▶ [What the task asks]: Give the number of lines in the material below that contain the word "desc". No other content is needed.

▶ [Study material]:

+-------+

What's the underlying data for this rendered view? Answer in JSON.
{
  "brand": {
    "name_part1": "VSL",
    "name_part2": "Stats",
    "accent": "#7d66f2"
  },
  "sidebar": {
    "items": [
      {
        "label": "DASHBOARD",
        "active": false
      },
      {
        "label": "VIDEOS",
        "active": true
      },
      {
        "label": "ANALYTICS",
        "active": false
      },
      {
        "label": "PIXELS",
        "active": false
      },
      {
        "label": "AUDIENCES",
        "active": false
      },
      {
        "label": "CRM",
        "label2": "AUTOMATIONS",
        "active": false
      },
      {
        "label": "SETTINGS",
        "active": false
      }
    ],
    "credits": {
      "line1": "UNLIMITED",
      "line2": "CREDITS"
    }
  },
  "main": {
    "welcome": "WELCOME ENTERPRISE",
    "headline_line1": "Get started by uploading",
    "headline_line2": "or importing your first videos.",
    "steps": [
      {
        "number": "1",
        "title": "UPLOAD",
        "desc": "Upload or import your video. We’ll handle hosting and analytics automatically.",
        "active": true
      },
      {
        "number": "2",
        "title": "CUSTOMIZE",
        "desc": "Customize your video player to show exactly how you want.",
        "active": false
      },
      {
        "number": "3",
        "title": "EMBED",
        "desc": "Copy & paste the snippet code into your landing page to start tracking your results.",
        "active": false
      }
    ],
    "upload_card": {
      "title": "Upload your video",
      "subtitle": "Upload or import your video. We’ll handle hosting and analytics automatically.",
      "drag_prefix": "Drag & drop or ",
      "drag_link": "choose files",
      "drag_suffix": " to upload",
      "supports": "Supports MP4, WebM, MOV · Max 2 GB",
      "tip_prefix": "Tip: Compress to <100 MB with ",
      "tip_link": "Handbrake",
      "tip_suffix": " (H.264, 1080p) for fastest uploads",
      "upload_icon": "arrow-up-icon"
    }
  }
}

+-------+

▶ [Exercise solution]: 3